While the pandemic rages, issues of injustice and inequality continue to plague our nation and our world, and IU centers, institutes, and individual faculty members are exploring myriad aspects of race, ethnicity, and inequality in relation to the pandemic including creating inclusive remote work environments during the pandemic and the impact on vulnerable populations who are struggling with issues such as energy insecurity.
And with masks playing an important role in coronavirus response, one project led by researchers at IUPUI’s Integrated Nanosystems Development Institute is aimed at solving a problem very relevant today: making reusable face masks safer and more comfortable for daily use.
Mangilal Agarwal and Hamid Dalir are applying a patented technology developed at IUPUI to manufacture reusable face masks using copper, a metal often found in the production of high-touch objects like doorknobs and handles. Their goal is to improve filter performance by trapping and disabling airborne virus particles.
“We wondered how we could use our existing technology to turn something used in ancient times, like copper, into protection against COVID-19,” said Mangilal Agarwal, director of the Integrated Nanosystems Development Institute and professor of mechanical and energy engineering. “Any virus sitting on the surface that comes in contact with copper will be killed because of the antiviral properties.”

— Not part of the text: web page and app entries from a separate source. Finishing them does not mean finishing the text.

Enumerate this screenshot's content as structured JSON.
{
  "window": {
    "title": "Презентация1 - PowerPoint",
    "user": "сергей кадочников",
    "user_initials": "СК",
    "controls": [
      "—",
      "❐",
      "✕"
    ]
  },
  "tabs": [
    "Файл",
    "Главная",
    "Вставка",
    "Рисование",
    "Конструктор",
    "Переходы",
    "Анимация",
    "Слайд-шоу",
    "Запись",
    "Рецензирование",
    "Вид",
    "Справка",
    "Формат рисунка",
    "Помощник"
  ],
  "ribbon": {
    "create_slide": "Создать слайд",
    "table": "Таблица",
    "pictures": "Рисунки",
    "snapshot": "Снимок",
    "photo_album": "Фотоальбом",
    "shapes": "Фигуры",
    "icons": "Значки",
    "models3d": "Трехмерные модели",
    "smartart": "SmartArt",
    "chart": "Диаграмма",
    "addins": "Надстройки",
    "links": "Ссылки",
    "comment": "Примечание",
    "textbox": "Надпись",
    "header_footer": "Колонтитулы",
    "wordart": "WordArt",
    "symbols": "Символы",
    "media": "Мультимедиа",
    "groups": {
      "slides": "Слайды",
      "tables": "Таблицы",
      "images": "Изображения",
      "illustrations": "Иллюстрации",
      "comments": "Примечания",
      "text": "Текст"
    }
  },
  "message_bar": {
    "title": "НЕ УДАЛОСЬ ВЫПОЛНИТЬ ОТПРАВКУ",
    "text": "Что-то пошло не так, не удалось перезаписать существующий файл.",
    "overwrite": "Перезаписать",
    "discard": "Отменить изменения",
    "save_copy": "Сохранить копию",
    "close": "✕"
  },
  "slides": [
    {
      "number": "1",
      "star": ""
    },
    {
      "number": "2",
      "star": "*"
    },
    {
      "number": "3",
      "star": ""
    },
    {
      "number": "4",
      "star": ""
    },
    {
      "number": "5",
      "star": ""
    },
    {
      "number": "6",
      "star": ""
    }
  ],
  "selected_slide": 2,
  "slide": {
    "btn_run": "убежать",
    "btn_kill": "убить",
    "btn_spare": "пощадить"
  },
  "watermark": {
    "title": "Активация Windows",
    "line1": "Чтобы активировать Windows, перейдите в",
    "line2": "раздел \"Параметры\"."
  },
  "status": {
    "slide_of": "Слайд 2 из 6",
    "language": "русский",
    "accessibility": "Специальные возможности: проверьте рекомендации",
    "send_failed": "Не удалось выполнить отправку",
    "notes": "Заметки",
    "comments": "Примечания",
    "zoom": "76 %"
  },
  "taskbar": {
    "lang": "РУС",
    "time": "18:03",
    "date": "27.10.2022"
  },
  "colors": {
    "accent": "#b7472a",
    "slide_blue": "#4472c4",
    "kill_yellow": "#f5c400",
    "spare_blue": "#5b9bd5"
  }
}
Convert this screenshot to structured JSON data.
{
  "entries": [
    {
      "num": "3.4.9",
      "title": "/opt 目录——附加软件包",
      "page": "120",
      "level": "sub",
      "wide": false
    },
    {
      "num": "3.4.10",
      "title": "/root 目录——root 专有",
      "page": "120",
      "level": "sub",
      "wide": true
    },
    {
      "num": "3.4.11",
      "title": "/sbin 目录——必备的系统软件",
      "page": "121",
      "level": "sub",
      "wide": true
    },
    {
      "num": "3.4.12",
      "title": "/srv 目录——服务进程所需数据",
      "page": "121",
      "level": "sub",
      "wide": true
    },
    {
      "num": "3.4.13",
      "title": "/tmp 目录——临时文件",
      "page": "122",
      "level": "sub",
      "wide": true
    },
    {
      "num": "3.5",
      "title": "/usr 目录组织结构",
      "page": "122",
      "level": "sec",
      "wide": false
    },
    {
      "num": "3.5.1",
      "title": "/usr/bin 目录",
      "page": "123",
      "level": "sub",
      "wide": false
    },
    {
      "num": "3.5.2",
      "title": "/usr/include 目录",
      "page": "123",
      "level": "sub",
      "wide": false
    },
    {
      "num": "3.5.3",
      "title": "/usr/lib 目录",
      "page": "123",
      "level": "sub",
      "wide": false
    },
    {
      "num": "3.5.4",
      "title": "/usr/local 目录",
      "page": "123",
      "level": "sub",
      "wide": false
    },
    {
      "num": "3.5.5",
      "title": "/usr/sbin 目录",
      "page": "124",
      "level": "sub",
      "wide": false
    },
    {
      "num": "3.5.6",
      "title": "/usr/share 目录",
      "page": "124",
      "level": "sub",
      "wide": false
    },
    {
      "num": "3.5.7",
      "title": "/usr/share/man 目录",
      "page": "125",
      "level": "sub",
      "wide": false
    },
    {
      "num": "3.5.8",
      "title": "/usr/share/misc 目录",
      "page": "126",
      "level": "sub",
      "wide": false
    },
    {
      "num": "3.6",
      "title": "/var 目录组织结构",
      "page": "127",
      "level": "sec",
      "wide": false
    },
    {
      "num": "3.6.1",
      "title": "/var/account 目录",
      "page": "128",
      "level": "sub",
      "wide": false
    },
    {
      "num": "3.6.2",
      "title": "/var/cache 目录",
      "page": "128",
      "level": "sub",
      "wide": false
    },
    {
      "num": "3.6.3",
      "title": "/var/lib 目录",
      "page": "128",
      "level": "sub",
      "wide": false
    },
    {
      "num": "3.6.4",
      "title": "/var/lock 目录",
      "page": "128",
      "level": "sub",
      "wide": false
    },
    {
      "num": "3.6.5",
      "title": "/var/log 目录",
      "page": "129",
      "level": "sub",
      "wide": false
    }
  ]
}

Agarwal and Dalir disclosed their technology to the Indiana University Innovation and Commercialization Office and are looking to commercialize it through their startup. They plan to work with local companies manufacturing COVID-19 supplies under the Defense Protection Act.
And thanks to support from the state of Indiana, many of IU’s essential research activities have continued, with record numbers of research proposals for federal and external funding submitted. Additional examples of essential research include an innovative electroceutical fabric to eradicate the coronvirus on contact and a promising effort to develp a vaccine for children and infants.
Due to great response, IU's COVID-19 rapid response grant program reached its cap and will no longer be reviewing new funding requests. Watch for more on the efforts of IU researchers and outcomes of the 26 funded projects in IU's COVID-19 update newsletter as well as the Research Impact website.